As I said before, tune the open strings with an electric tuner, then check the octaves again (with the tuner if necessary).
#20
Quote by 12345abcd3
As I said before, tune the open strings with an electric tuner, then check the octaves again (with the tuner if necessary).


I don't have a tuner nor have I ever used/owned one. But I managed to get it PERFECTLY in tune both octaves and 5th fret-wise. Now to see if it stays that way...

Btw, next time I change strings I'm switching to a coiled G string. It just stays in tune so much better and it feels better/does less damage to your fingers. It's a win/win.
#21
Quote by canvasDude
I don't have a tuner nor have I ever used/owned one. But I managed to get it PERFECTLY in tune both octaves and 5th fret-wise. Now to see if it stays that way...

Btw, next time I change strings I'm switching to a coiled G string. It just stays in tune so much better and it feels better/does less damage to your fingers. It's a win/win.


You might think you're perfectly in tune when you really aren't. If you press too hard on the 5th fret or tune a few cents off, the tuning is going to be way out by the time you do your last string. and since you've always tuned that way, it probably sounds right to you even though it might be out of tune.
#22
Quote by timeconsumer09
You might think you're perfectly in tune when you really aren't. If you press too hard on the 5th fret or tune a few cents off, the tuning is going to be way out by the time you do your last string. and since you've always tuned that way, it probably sounds right to you even though it might be out of tune.
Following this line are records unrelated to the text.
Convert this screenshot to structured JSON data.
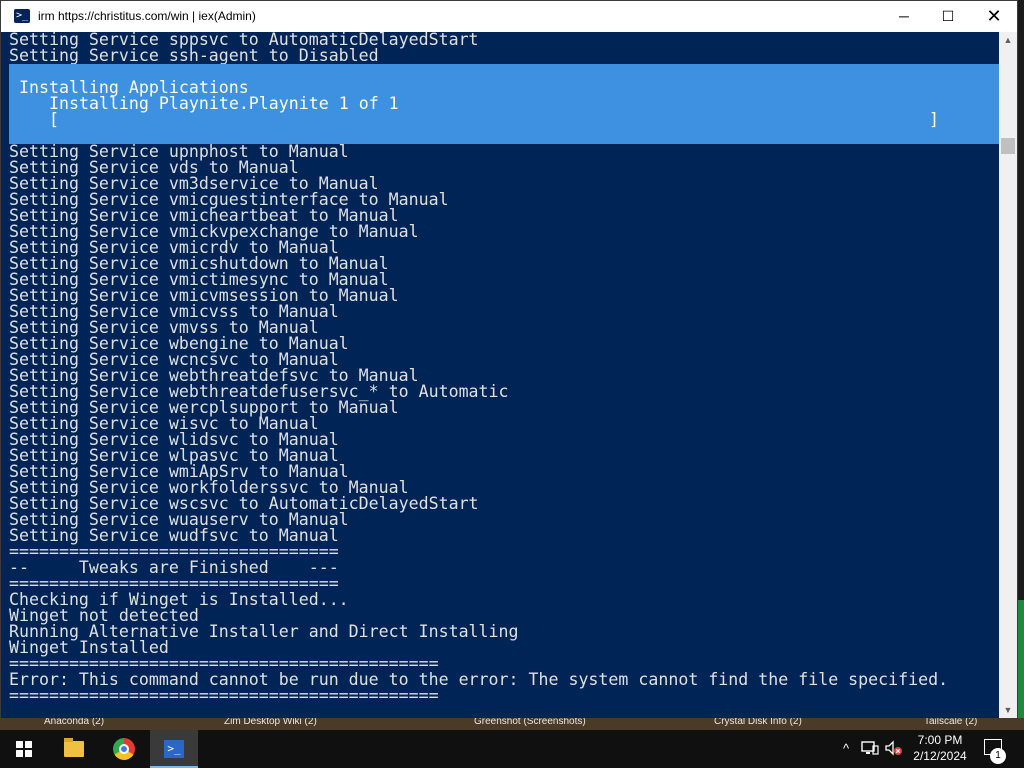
{
  "window": {
    "title": "irm https://christitus.com/win | iex(Admin)",
    "controls": {
      "minimize": "─",
      "maximize": "☐",
      "close": "✕"
    }
  },
  "console": {
    "lines": [
      "Setting Service sppsvc to AutomaticDelayedStart",
      "Setting Service ssh-agent to Disabled"
    ],
    "progress": {
      "activity": "Installing Applications",
      "status": "Installing Playnite.Playnite 1 of 1",
      "bar_open": "[",
      "bar_close": "]",
      "percent": 0
    },
    "lines_after": [
      "Setting Service upnphost to Manual",
      "Setting Service vds to Manual",
      "Setting Service vm3dservice to Manual",
      "Setting Service vmicguestinterface to Manual",
      "Setting Service vmicheartbeat to Manual",
      "Setting Service vmickvpexchange to Manual",
      "Setting Service vmicrdv to Manual",
      "Setting Service vmicshutdown to Manual",
      "Setting Service vmictimesync to Manual",
      "Setting Service vmicvmsession to Manual",
      "Setting Service vmicvss to Manual",
      "Setting Service vmvss to Manual",
      "Setting Service wbengine to Manual",
      "Setting Service wcncsvc to Manual",
      "Setting Service webthreatdefsvc to Manual",
      "Setting Service webthreatdefusersvc_* to Automatic",
      "Setting Service wercplsupport to Manual",
      "Setting Service wisvc to Manual",
      "Setting Service wlidsvc to Manual",
      "Setting Service wlpasvc to Manual",
      "Setting Service wmiApSrv to Manual",
      "Setting Service workfolderssvc to Manual",
      "Setting Service wscsvc to AutomaticDelayedStart",
      "Setting Service wuauserv to Manual",
      "Setting Service wudfsvc to Manual",
      "=================================",
      "--     Tweaks are Finished    ---",
      "=================================",
      "Checking if Winget is Installed...",
      "Winget not detected",
      "Running Alternative Installer and Direct Installing",
      "Winget Installed",
      "===========================================",
      "Error: This command cannot be run due to the error: The system cannot find the file specified.",
      "==========================================="
    ]
  },
  "scrollbar": {
    "up": "▲",
    "down": "▼"
  },
  "desktop": {
    "labels": [
      "Anaconda (2)",
      "Zim Desktop Wiki (2)",
      "Greenshot (Screenshots)",
      "Crystal Disk Info (2)",
      "Tailscale (2)"
    ]
  },
  "taskbar": {
    "ps_glyph": ">_",
    "tray": {
      "chevron": "^",
      "time": "7:00 PM",
      "date": "2/12/2024",
      "notification_count": "1"
    }
  },
  "colors": {
    "console_bg": "#012456",
    "console_fg": "#e0e0e0",
    "progress_bg": "#3e91e0",
    "progress_fg": "#ffffe0",
    "taskbar_bg": "#101010"
  }
}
What I meant was that I got all the notes on the 5th frets (4th for the G) to be the exact same note the next string open (really the other way around actually). AND I was able to get all the octaves to sound the same. So even if I'm like a micro tone out of tune, I'm as close you'd ever get.

EDIT: The ****er's out of tune again.
Last edited by canvasDude at Nov 14, 2009,
#23
Quote by canvasDude
What I meant was that I got all the notes on the 5th frets (4th for the G) to be the exact same note the next string open (really the other way around actually). AND I was able to get all the octaves to sound the same. So even if I'm like a micro tone out of tune, I'm as close you'd ever get.

EDIT: The ****er's out of tune again.


Okay, well if you can get it in tune once, the problem could be bad tuners, old strings, maybe the tuning pegs are getting turned when you lay your guitar down, many possibilities. Old strings is the easiest thing to fix, I suggest you try that.
#24
Quote by timeconsumer09
Okay, well if you can get it in tune once, the problem could be bad tuners, old strings, maybe the tuning pegs are getting turned when you lay your guitar down, many possibilities. Old strings is the easiest thing to fix, I suggest you try that.


Yeah, I think it'll be coiled G's for me from now on. And I put a tuner on my x-mas list.